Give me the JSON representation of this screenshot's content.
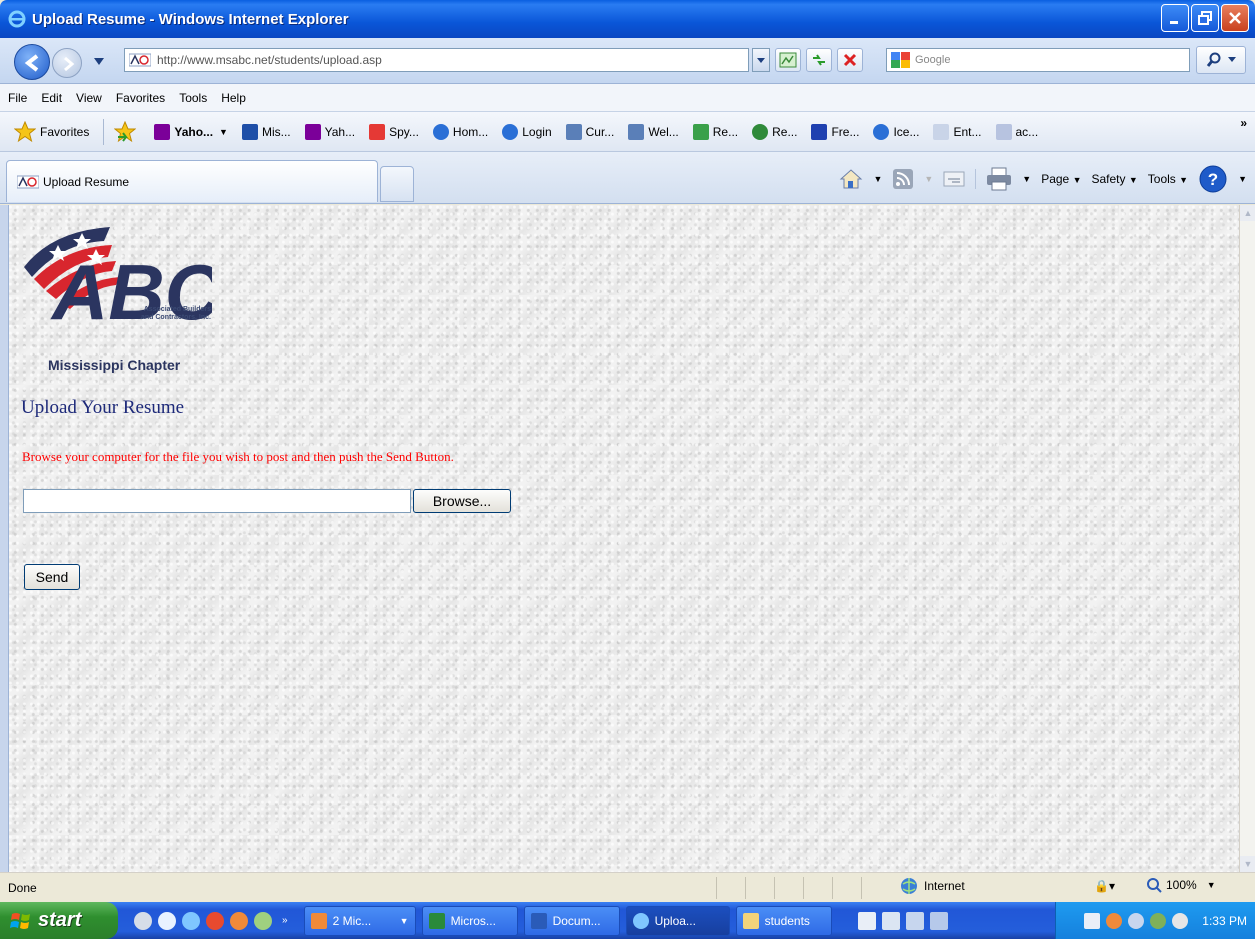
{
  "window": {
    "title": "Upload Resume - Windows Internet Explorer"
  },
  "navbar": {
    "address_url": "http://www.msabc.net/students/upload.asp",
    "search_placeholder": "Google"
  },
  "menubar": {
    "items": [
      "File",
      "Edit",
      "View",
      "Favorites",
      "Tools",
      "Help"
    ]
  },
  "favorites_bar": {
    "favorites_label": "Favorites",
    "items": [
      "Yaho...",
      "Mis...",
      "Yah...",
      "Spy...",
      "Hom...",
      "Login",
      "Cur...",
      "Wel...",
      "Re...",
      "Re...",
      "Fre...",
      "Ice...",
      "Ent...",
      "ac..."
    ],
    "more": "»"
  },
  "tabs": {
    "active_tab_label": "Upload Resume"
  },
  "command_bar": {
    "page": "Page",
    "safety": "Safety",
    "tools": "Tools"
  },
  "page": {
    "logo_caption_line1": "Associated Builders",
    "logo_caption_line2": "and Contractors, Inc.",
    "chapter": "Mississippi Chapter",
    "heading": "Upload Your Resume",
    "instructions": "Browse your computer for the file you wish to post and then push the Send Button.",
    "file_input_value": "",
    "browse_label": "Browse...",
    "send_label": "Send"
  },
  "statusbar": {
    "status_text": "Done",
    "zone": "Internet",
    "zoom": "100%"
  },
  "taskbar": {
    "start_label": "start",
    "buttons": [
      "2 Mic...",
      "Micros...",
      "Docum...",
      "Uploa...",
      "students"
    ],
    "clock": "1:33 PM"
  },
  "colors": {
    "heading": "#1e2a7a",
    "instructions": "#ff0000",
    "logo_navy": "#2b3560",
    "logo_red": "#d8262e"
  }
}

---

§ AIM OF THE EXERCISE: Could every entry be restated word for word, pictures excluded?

§ SOLUTION FOR THIS EXERCISE:
Give me the JSON representation of this screenshot's content.
{
  "window": {
    "title": "Upload Resume - Windows Internet Explorer"
  },
  "navbar": {
    "address_url": "http://www.msabc.net/students/upload.asp",
    "search_placeholder": "Google"
  },
  "menubar": {
    "items": [
      "File",
      "Edit",
      "View",
      "Favorites",
      "Tools",
      "Help"
    ]
  },
  "favorites_bar": {
    "favorites_label": "Favorites",
    "items": [
      "Yaho...",
      "Mis...",
      "Yah...",
      "Spy...",
      "Hom...",
      "Login",
      "Cur...",
      "Wel...",
      "Re...",
      "Re...",
      "Fre...",
      "Ice...",
      "Ent...",
      "ac..."
    ],
    "more": "»"
  },
  "tabs": {
    "active_tab_label": "Upload Resume"
  },
  "command_bar": {
    "page": "Page",
    "safety": "Safety",
    "tools": "Tools"
  },
  "page": {
    "logo_caption_line1": "Associated Builders",
    "logo_caption_line2": "and Contractors, Inc.",
    "chapter": "Mississippi Chapter",
    "heading": "Upload Your Resume",
    "instructions": "Browse your computer for the file you wish to post and then push the Send Button.",
    "file_input_value": "",
    "browse_label": "Browse...",
    "send_label": "Send"
  },
  "statusbar": {
    "status_text": "Done",
    "zone": "Internet",
    "zoom": "100%"
  },
  "taskbar": {
    "start_label": "start",
    "buttons": [
      "2 Mic...",
      "Micros...",
      "Docum...",
      "Uploa...",
      "students"
    ],
    "clock": "1:33 PM"
  },
  "colors": {
    "heading": "#1e2a7a",
    "instructions": "#ff0000",
    "logo_navy": "#2b3560",
    "logo_red": "#d8262e"
  }
}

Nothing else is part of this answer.